• **Task details**
What you return should be the complete data below, word for word, with no pictures in it.

Data records for software interfaces
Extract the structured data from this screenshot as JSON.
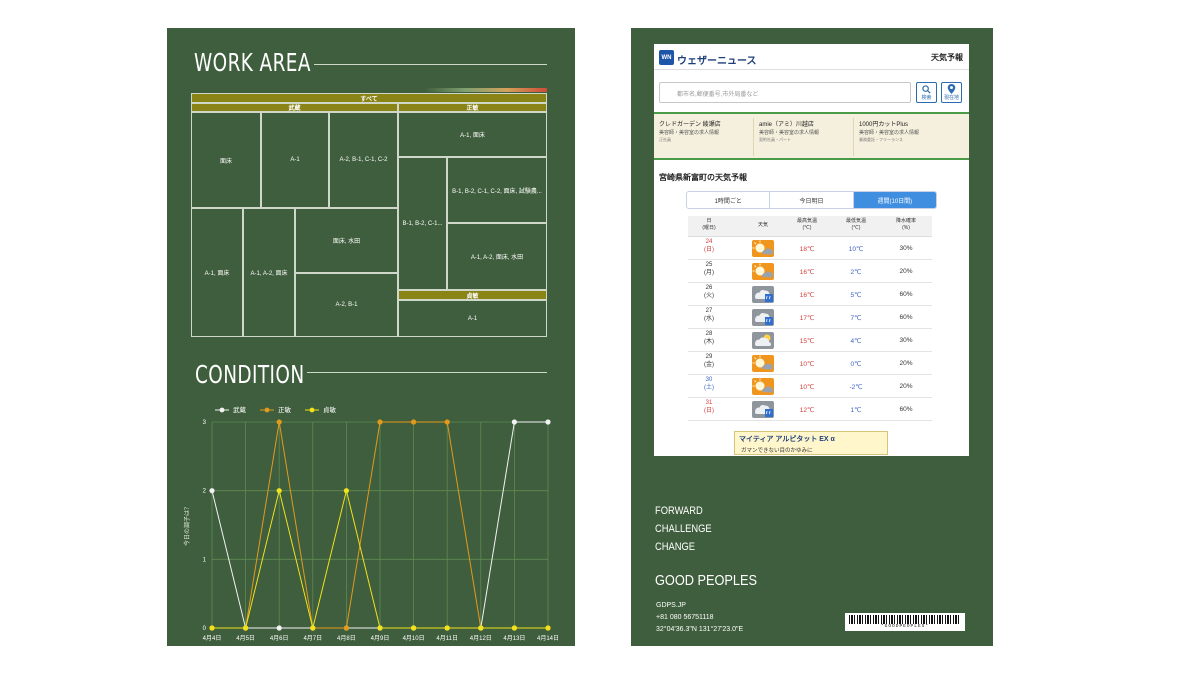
{
  "work_area": {
    "title": "WORK AREA",
    "all_label": "すべて",
    "section_a_label": "武蔵",
    "section_b_label": "正敏",
    "section_c_label": "貞敏",
    "cells": {
      "a1": "面床",
      "a2": "A-1",
      "a3": "A-2, B-1, C-1, C-2",
      "a4": "A-1, 面床",
      "a5": "A-1, A-2, 面床",
      "a6": "面床, 水田",
      "a7": "A-2, B-1",
      "b1": "A-1, 面床",
      "b2": "B-1, B-2, C-1, C-2, 面床, 試験農...",
      "b3": "B-1, B-2, C-1...",
      "b4": "A-1, A-2, 面床, 水田",
      "c1": "A-1"
    }
  },
  "condition": {
    "title": "CONDITION",
    "chart_data": {
      "type": "line",
      "title": "",
      "xlabel": "",
      "ylabel": "今日の調子は？",
      "ylim": [
        0,
        3
      ],
      "yticks": [
        "0",
        "1",
        "2",
        "3"
      ],
      "categories": [
        "4月4日",
        "4月5日",
        "4月6日",
        "4月7日",
        "4月8日",
        "4月9日",
        "4月10日",
        "4月11日",
        "4月12日",
        "4月13日",
        "4月14日"
      ],
      "series": [
        {
          "name": "武蔵",
          "color": "#f2f2f2",
          "values": [
            2,
            0,
            0,
            0,
            0,
            0,
            0,
            0,
            0,
            3,
            3
          ]
        },
        {
          "name": "正敏",
          "color": "#e39a1c",
          "values": [
            0,
            0,
            3,
            0,
            0,
            3,
            3,
            3,
            0,
            0,
            0
          ]
        },
        {
          "name": "貞敏",
          "color": "#f2e21c",
          "values": [
            0,
            0,
            2,
            0,
            2,
            0,
            0,
            0,
            0,
            0,
            0
          ]
        }
      ]
    }
  },
  "weather": {
    "app_name": "ウェザーニュース",
    "logo_text": "WN",
    "header_right": "天気予報",
    "search_placeholder": "都市名,郵便番号,市外局番など",
    "search_button": "検索",
    "location_button": "現在地",
    "ads": [
      {
        "title": "クレドガーデン 綾瀬店",
        "sub": "美容師・美容室の求人情報",
        "meta": "正社員"
      },
      {
        "title": "amie（アミ）川越店",
        "sub": "美容師・美容室の求人情報",
        "meta": "契約社員・パート"
      },
      {
        "title": "1000円カットPlus",
        "sub": "美容師・美容室の求人情報",
        "meta": "業務委託・フリーランス"
      }
    ],
    "location_title": "宮崎県新富町の天気予報",
    "tabs": [
      "1時間ごと",
      "今日明日",
      "週間(10日間)"
    ],
    "table_headers": {
      "date": "日\n(曜日)",
      "weather": "天気",
      "high": "最高気温\n(℃)",
      "low": "最低気温\n(℃)",
      "precip": "降水確率\n(%)"
    },
    "rows": [
      {
        "day": "24",
        "dow": "(日)",
        "day_color": "#d43b3b",
        "icon": "sun-cloud-icon",
        "high": "18℃",
        "low": "10℃",
        "precip": "30%"
      },
      {
        "day": "25",
        "dow": "(月)",
        "day_color": "#333333",
        "icon": "sun-cloud-icon",
        "high": "16℃",
        "low": "2℃",
        "precip": "20%"
      },
      {
        "day": "26",
        "dow": "(火)",
        "day_color": "#333333",
        "icon": "cloud-rain-icon",
        "high": "16℃",
        "low": "5℃",
        "precip": "60%"
      },
      {
        "day": "27",
        "dow": "(水)",
        "day_color": "#333333",
        "icon": "cloud-rain-icon",
        "high": "17℃",
        "low": "7℃",
        "precip": "60%"
      },
      {
        "day": "28",
        "dow": "(木)",
        "day_color": "#333333",
        "icon": "cloud-sun-icon",
        "high": "15℃",
        "low": "4℃",
        "precip": "30%"
      },
      {
        "day": "29",
        "dow": "(金)",
        "day_color": "#333333",
        "icon": "sun-cloud-icon",
        "high": "10℃",
        "low": "0℃",
        "precip": "20%"
      },
      {
        "day": "30",
        "dow": "(土)",
        "day_color": "#3b60c8",
        "icon": "sun-cloud-icon",
        "high": "10℃",
        "low": "-2℃",
        "precip": "20%"
      },
      {
        "day": "31",
        "dow": "(日)",
        "day_color": "#d43b3b",
        "icon": "cloud-rain-icon",
        "high": "12℃",
        "low": "1℃",
        "precip": "60%"
      }
    ],
    "bottom_ad_title": "マイティア アルピタット EX α",
    "bottom_ad_sub": "ガマンできない目のかゆみに",
    "close_label": "✕"
  },
  "brand": {
    "motto": [
      "FORWARD",
      "CHALLENGE",
      "CHANGE"
    ],
    "name": "GOOD PEOPLES",
    "site": "GDPS.JP",
    "phone": "+81 080 56751118",
    "coords": "32°04'36.3\"N 131°27'23.0\"E",
    "barcode_text": "*GOODPEOPLES*"
  },
  "colors": {
    "panel_bg": "#3f5e3d",
    "header_gold": "#8a8417",
    "accent_blue": "#3f8ee0"
  }
}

• **Result for this exercise**
Extract the structured data from this screenshot as JSON.
{
  "work_area": {
    "title": "WORK AREA",
    "all_label": "すべて",
    "section_a_label": "武蔵",
    "section_b_label": "正敏",
    "section_c_label": "貞敏",
    "cells": {
      "a1": "面床",
      "a2": "A-1",
      "a3": "A-2, B-1, C-1, C-2",
      "a4": "A-1, 面床",
      "a5": "A-1, A-2, 面床",
      "a6": "面床, 水田",
      "a7": "A-2, B-1",
      "b1": "A-1, 面床",
      "b2": "B-1, B-2, C-1, C-2, 面床, 試験農...",
      "b3": "B-1, B-2, C-1...",
      "b4": "A-1, A-2, 面床, 水田",
      "c1": "A-1"
    }
  },
  "condition": {
    "title": "CONDITION",
    "chart_data": {
      "type": "line",
      "title": "",
      "xlabel": "",
      "ylabel": "今日の調子は？",
      "ylim": [
        0,
        3
      ],
      "yticks": [
        "0",
        "1",
        "2",
        "3"
      ],
      "categories": [
        "4月4日",
        "4月5日",
        "4月6日",
        "4月7日",
        "4月8日",
        "4月9日",
        "4月10日",
        "4月11日",
        "4月12日",
        "4月13日",
        "4月14日"
      ],
      "series": [
        {
          "name": "武蔵",
          "color": "#f2f2f2",
          "values": [
            2,
            0,
            0,
            0,
            0,
            0,
            0,
            0,
            0,
            3,
            3
          ]
        },
        {
          "name": "正敏",
          "color": "#e39a1c",
          "values": [
            0,
            0,
            3,
            0,
            0,
            3,
            3,
            3,
            0,
            0,
            0
          ]
        },
        {
          "name": "貞敏",
          "color": "#f2e21c",
          "values": [
            0,
            0,
            2,
            0,
            2,
            0,
            0,
            0,
            0,
            0,
            0
          ]
        }
      ]
    }
  },
  "weather": {
    "app_name": "ウェザーニュース",
    "logo_text": "WN",
    "header_right": "天気予報",
    "search_placeholder": "都市名,郵便番号,市外局番など",
    "search_button": "検索",
    "location_button": "現在地",
    "ads": [
      {
        "title": "クレドガーデン 綾瀬店",
        "sub": "美容師・美容室の求人情報",
        "meta": "正社員"
      },
      {
        "title": "amie（アミ）川越店",
        "sub": "美容師・美容室の求人情報",
        "meta": "契約社員・パート"
      },
      {
        "title": "1000円カットPlus",
        "sub": "美容師・美容室の求人情報",
        "meta": "業務委託・フリーランス"
      }
    ],
    "location_title": "宮崎県新富町の天気予報",
    "tabs": [
      "1時間ごと",
      "今日明日",
      "週間(10日間)"
    ],
    "table_headers": {
      "date": "日\n(曜日)",
      "weather": "天気",
      "high": "最高気温\n(℃)",
      "low": "最低気温\n(℃)",
      "precip": "降水確率\n(%)"
    },
    "rows": [
      {
        "day": "24",
        "dow": "(日)",
        "day_color": "#d43b3b",
        "icon": "sun-cloud-icon",
        "high": "18℃",
        "low": "10℃",
        "precip": "30%"
      },
      {
        "day": "25",
        "dow": "(月)",
        "day_color": "#333333",
        "icon": "sun-cloud-icon",
        "high": "16℃",
        "low": "2℃",
        "precip": "20%"
      },
      {
        "day": "26",
        "dow": "(火)",
        "day_color": "#333333",
        "icon": "cloud-rain-icon",
        "high": "16℃",
        "low": "5℃",
        "precip": "60%"
      },
      {
        "day": "27",
        "dow": "(水)",
        "day_color": "#333333",
        "icon": "cloud-rain-icon",
        "high": "17℃",
        "low": "7℃",
        "precip": "60%"
      },
      {
        "day": "28",
        "dow": "(木)",
        "day_color": "#333333",
        "icon": "cloud-sun-icon",
        "high": "15℃",
        "low": "4℃",
        "precip": "30%"
      },
      {
        "day": "29",
        "dow": "(金)",
        "day_color": "#333333",
        "icon": "sun-cloud-icon",
        "high": "10℃",
        "low": "0℃",
        "precip": "20%"
      },
      {
        "day": "30",
        "dow": "(土)",
        "day_color": "#3b60c8",
        "icon": "sun-cloud-icon",
        "high": "10℃",
        "low": "-2℃",
        "precip": "20%"
      },
      {
        "day": "31",
        "dow": "(日)",
        "day_color": "#d43b3b",
        "icon": "cloud-rain-icon",
        "high": "12℃",
        "low": "1℃",
        "precip": "60%"
      }
    ],
    "bottom_ad_title": "マイティア アルピタット EX α",
    "bottom_ad_sub": "ガマンできない目のかゆみに",
    "close_label": "✕"
  },
  "brand": {
    "motto": [
      "FORWARD",
      "CHALLENGE",
      "CHANGE"
    ],
    "name": "GOOD PEOPLES",
    "site": "GDPS.JP",
    "phone": "+81 080 56751118",
    "coords": "32°04'36.3\"N 131°27'23.0\"E",
    "barcode_text": "*GOODPEOPLES*"
  },
  "colors": {
    "panel_bg": "#3f5e3d",
    "header_gold": "#8a8417",
    "accent_blue": "#3f8ee0"
  }
}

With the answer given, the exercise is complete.